§ EXERCISE INSTRUCTIONS
Across the records below, report how many lines include the word "host", stating the number alone.
- - -
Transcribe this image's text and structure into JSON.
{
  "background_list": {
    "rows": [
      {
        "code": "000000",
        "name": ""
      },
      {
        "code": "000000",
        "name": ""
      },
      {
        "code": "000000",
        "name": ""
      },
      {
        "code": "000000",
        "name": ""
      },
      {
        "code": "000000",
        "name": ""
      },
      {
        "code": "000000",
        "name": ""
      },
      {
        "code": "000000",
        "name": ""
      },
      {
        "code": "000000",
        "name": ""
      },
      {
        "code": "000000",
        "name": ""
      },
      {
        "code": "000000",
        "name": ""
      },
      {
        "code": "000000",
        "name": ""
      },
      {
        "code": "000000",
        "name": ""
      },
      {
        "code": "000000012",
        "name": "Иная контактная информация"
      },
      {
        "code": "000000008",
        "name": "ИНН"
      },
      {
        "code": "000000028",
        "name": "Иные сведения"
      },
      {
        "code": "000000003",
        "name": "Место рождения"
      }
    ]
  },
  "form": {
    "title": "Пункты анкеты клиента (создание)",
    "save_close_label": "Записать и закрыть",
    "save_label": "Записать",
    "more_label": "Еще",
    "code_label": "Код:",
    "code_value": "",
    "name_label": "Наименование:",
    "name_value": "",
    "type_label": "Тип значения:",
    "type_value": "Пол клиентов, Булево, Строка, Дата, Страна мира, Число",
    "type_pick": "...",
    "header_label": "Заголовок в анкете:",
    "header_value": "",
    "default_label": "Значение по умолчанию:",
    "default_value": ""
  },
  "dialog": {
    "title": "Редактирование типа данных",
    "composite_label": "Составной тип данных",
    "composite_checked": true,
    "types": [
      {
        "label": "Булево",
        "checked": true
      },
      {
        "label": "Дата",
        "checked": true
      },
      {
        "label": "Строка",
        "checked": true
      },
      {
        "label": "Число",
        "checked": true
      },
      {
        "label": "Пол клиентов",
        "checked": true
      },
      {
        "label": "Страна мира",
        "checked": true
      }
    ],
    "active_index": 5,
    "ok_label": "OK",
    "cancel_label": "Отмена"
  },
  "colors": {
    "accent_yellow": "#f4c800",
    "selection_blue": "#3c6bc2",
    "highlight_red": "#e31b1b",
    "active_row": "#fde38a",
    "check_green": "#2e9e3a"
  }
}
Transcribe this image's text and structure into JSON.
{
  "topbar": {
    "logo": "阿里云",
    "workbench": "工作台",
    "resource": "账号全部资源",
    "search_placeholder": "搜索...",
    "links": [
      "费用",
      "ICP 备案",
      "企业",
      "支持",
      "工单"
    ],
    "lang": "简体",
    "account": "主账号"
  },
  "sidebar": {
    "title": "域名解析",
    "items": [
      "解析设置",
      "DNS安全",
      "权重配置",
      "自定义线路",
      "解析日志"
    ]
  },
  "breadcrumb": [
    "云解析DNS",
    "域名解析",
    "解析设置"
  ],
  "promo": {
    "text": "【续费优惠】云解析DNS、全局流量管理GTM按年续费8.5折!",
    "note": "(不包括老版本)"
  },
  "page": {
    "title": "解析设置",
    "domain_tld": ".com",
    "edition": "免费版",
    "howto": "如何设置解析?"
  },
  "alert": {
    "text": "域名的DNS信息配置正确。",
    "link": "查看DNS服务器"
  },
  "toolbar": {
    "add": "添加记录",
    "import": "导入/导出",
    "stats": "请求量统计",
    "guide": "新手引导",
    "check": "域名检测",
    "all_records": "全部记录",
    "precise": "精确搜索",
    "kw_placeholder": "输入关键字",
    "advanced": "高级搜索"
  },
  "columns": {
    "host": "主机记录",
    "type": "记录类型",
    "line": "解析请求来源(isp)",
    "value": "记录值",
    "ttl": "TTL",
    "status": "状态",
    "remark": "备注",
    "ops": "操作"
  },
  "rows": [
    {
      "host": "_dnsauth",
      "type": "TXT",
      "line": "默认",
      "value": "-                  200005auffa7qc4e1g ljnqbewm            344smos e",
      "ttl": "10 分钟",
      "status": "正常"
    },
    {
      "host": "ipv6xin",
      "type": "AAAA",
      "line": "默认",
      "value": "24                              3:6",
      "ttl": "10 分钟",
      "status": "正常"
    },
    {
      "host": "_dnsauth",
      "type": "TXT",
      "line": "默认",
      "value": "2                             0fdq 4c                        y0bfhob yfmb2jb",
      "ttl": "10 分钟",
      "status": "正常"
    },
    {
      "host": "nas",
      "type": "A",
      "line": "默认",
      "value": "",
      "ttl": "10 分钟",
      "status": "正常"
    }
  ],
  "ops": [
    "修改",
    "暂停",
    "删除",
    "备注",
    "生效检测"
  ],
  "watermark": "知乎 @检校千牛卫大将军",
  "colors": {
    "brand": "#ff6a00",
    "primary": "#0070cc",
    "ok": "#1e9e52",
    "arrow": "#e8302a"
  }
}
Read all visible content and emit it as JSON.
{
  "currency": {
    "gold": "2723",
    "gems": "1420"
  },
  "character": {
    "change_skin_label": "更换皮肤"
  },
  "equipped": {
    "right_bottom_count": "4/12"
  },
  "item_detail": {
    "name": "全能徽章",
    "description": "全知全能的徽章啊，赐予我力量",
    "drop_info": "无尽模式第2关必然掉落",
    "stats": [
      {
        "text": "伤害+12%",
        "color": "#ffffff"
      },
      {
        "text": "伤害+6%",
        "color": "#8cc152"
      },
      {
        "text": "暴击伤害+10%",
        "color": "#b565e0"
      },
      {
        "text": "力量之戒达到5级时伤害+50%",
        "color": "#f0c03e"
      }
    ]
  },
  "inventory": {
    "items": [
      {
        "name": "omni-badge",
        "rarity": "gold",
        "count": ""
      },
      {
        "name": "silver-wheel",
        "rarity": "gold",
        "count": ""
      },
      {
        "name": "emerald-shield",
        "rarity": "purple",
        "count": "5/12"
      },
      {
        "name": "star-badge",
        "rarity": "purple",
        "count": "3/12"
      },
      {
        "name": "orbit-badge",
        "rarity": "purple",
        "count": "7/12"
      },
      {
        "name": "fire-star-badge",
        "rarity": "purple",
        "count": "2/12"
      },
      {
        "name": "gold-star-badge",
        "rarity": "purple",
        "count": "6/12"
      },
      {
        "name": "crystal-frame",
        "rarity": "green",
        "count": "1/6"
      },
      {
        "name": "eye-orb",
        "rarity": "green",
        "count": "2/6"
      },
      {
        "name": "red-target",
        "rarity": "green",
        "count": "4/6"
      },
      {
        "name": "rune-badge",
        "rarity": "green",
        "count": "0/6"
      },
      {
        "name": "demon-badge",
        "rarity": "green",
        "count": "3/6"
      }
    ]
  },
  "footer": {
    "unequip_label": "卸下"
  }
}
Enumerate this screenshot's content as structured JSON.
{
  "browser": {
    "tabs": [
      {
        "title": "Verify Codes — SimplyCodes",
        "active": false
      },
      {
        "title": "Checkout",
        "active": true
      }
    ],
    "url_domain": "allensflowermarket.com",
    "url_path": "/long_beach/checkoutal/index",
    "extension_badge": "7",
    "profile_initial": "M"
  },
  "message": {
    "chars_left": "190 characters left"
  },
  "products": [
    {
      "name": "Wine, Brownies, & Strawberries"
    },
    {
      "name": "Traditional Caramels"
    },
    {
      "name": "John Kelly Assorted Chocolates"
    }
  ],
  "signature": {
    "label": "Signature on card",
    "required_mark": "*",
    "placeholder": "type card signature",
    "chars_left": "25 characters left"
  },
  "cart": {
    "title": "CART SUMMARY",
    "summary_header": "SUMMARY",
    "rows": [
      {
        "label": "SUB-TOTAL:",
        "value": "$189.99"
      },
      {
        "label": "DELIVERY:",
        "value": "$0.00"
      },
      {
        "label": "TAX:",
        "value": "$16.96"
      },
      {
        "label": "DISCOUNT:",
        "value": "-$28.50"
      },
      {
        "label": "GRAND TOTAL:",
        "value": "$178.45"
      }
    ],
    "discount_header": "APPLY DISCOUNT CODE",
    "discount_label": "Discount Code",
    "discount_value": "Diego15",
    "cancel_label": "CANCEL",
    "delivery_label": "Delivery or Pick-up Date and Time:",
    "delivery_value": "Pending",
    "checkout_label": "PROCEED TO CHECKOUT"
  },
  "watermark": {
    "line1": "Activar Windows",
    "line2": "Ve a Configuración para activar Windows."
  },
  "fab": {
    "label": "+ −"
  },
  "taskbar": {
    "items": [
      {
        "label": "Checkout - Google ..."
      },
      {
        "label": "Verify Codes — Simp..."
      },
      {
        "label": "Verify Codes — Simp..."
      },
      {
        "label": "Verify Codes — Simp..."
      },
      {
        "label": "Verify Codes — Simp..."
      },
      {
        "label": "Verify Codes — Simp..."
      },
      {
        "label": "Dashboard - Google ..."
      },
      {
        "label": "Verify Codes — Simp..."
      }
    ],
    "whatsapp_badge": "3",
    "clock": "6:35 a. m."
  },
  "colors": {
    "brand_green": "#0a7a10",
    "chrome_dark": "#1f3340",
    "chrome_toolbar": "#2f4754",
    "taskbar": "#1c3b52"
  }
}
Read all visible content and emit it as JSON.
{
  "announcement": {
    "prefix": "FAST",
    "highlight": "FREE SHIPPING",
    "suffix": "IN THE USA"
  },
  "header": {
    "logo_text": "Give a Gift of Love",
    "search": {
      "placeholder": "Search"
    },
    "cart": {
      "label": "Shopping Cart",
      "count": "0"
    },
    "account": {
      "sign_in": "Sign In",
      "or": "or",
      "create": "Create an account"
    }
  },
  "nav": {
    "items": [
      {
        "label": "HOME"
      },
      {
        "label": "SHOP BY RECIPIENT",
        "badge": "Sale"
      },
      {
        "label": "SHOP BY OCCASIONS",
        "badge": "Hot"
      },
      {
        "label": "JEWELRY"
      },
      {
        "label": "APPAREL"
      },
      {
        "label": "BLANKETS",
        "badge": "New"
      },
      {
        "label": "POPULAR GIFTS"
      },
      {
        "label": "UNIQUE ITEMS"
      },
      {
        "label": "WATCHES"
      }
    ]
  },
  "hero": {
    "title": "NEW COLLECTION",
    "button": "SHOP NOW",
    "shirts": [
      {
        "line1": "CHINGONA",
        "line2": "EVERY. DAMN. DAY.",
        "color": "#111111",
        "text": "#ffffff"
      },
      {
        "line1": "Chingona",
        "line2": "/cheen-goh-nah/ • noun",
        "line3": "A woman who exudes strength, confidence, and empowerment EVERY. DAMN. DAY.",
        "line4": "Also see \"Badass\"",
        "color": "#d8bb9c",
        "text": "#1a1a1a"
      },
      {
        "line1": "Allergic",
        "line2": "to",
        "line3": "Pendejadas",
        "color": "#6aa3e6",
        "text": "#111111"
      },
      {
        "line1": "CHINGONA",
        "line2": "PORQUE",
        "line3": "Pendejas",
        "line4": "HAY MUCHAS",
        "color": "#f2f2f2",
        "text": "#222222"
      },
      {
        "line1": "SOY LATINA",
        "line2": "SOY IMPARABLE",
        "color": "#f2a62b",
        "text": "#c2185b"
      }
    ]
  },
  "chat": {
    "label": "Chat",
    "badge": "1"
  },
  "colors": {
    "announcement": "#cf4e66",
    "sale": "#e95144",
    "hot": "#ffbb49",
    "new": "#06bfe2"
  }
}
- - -
§ ANSWER SECTION
5